The Atmospheric LAser Doppler INstrument (ALADIN) is the payload of the ESA’s ADMAEOLUS mission, which aims at measuring wind profiles as required by the climatology and meteorology users. ALADIN belongs to a new class of Earth Observation payloads and will be the first European Lidar in space. The instrument comprises a diode-pumped high energy Nd:YAG laser and a direct detection receiver operating on aerosol and molecular backscatter signals in parallel. In addition to the Proto- Flight Model (PFM)., two instrument models are developed: a Pre-development Model (PDM) and an Opto-Structure-Thermal Model (OSTM). The flight instrument design and the industrial team has been finalised and the major equipment are now under development. This paper describes the instrument design and performance as well as the development and verification approach. The main results obtained during the PDM programme are also reported. The ALADIN instrument is developed under prime contractorship from EADS Astrium SAS with a consortium of thirty European companies.
The ALADIN Instrument is a Doppler Wind Lidar aboard the ESA Core Explorer Aeolus Mission. The main purpose of
this payload is the measurement of tropospheric wind profiles on a global scale. The concept is based on a solid-state
Nd:YAG laser associated with a direct detection frequency receiver.
An optical structural and thermal model (OSTM) of the instrument has been developed to validate at an early stage of the
programme the stability of the instrument. In particular, the WFE and defocus stability of the 1.5 m diameter Silicon
Carbide Telescope is a critical issue regarding instrument performances. In order to test the WFE and defocus stability
under thermal vacuum, a dedicated sensor has been developed. This Sensor is based on the Shack Hartman principle.
The aim of the sensor is to measure the telescope primary mirror deformations in a confocal configuration by adapting a
set of small mirrors on the mirror surface. The challenge was to keep these mirrors stable to better than 0.1μm
decenter/0.1μrd rotation to allow unbiased monitoring of the WFE and defocus under thermal vacuum. Experimental
results show the high measurement sensitivity achieved by the Hartman optical sensor.
The ALADIN Instrument is a Doppler Wind Lidar, which will be launched in 2007 aboard the ESA Core Explorer Aeolus Mission. The main purpose of this payload is the measurement of tropospheric wind profiles on a global scale. The concept is based on a solid-state Nd:YAG laser associated with a direct detection frequency receiver. Astrium-SAS is prime contractor for the development of ALADIN. This program includes in particular the development of a Pre Development Model for the critical parts of the instrument. This paper describes the flight instrument design and reviews the achievements of the PDM activities: this will cover in particular the development status of the engineering models of the CCD detectors, front-end units and spectrometers.
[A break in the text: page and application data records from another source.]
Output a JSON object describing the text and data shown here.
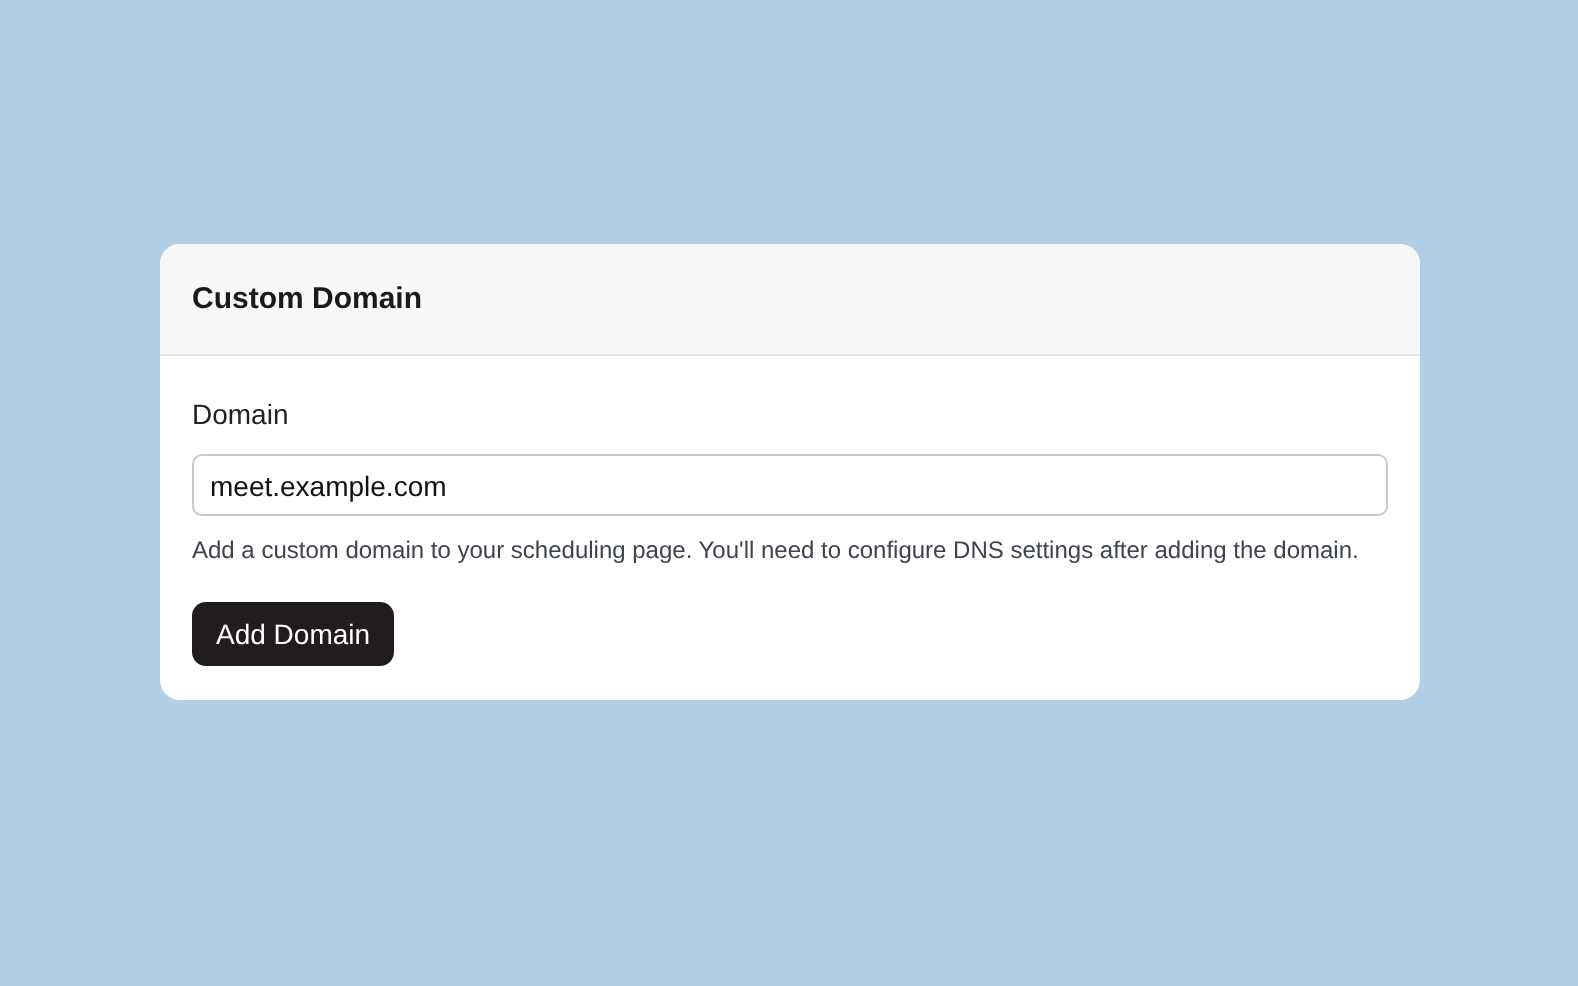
{
  "card": {
    "title": "Custom Domain"
  },
  "field": {
    "label": "Domain",
    "value": "meet.example.com",
    "help": "Add a custom domain to your scheduling page. You'll need to configure DNS settings after adding the domain."
  },
  "button": {
    "label": "Add Domain"
  }
}
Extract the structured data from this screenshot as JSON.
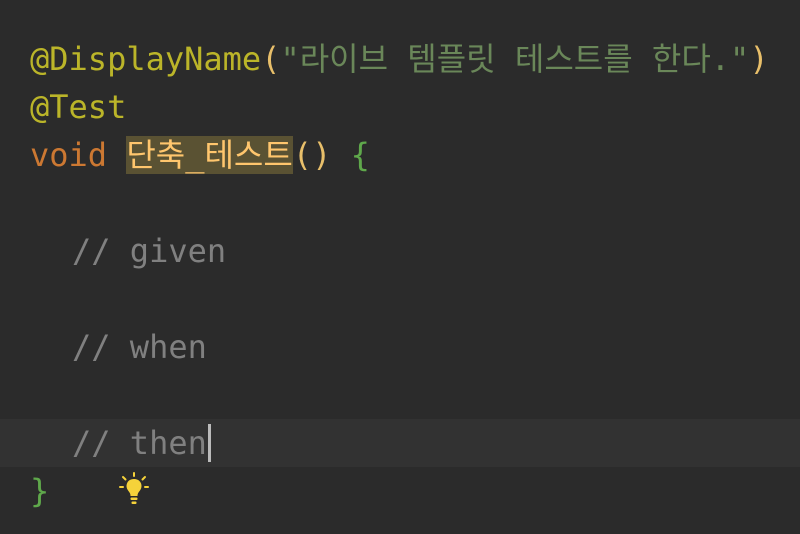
{
  "editor": {
    "lines": {
      "l1": {
        "annotation": "@DisplayName",
        "open_paren": "(",
        "string": "\"라이브 템플릿 테스트를 한다.\"",
        "close_paren": ")"
      },
      "l2": {
        "annotation": "@Test"
      },
      "l3": {
        "keyword": "void",
        "method": "단축_테스트",
        "parens": "()",
        "brace": "{"
      },
      "l5": {
        "comment": "// given"
      },
      "l7": {
        "comment": "// when"
      },
      "l9": {
        "comment": "// then"
      },
      "l10": {
        "brace": "}"
      }
    },
    "icons": {
      "intention_bulb": "lightbulb-icon"
    },
    "colors": {
      "background": "#2b2b2b",
      "current_line": "#323232",
      "annotation": "#bbb529",
      "string": "#6a8759",
      "keyword": "#cc7832",
      "method_highlight_bg": "#5a5233",
      "method_text": "#ffc66d",
      "brace": "#5fa84b",
      "comment": "#808080",
      "bulb": "#f5d23a"
    }
  }
}
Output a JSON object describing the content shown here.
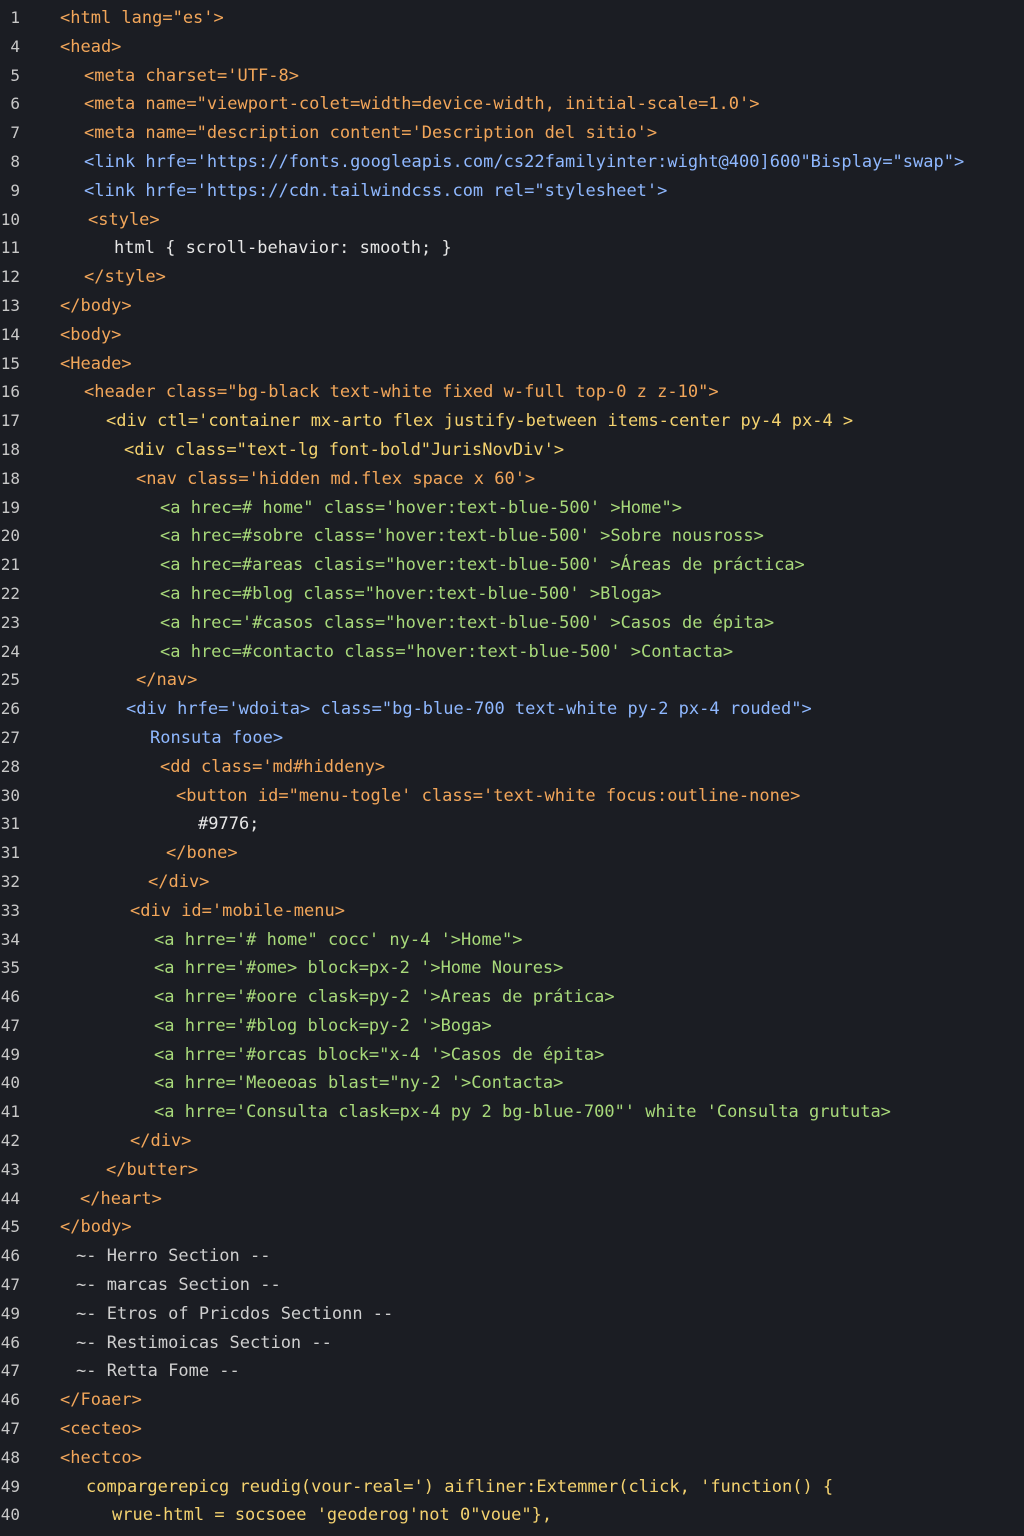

The thermo-optic coefficient (delta) n divided by (delta) T of CaF<SUB>2</SUB>, ZnS and Ge single crystals have been measured in the infrared from 20 degrees C to 100 degrees C. The laser interferometric method employed allows a determination of (delta) n divided by (delta) T with an accuracy close to 10<SUP>-6</SUP>K<SUP>-1</SUP> in the case of nonabsorbing materials. For Ge the uncertainty is increased by a factor of 3 and is mainly due to its increasing absorption coefficient with temperature. The behavior of ZnS was examined at 1.06 micrometers and 10.6 micrometers laser radiations; CaF<SUB>2</SUB> and Ge were investigated respectively at 1.06 micrometers and 10.6 micrometers.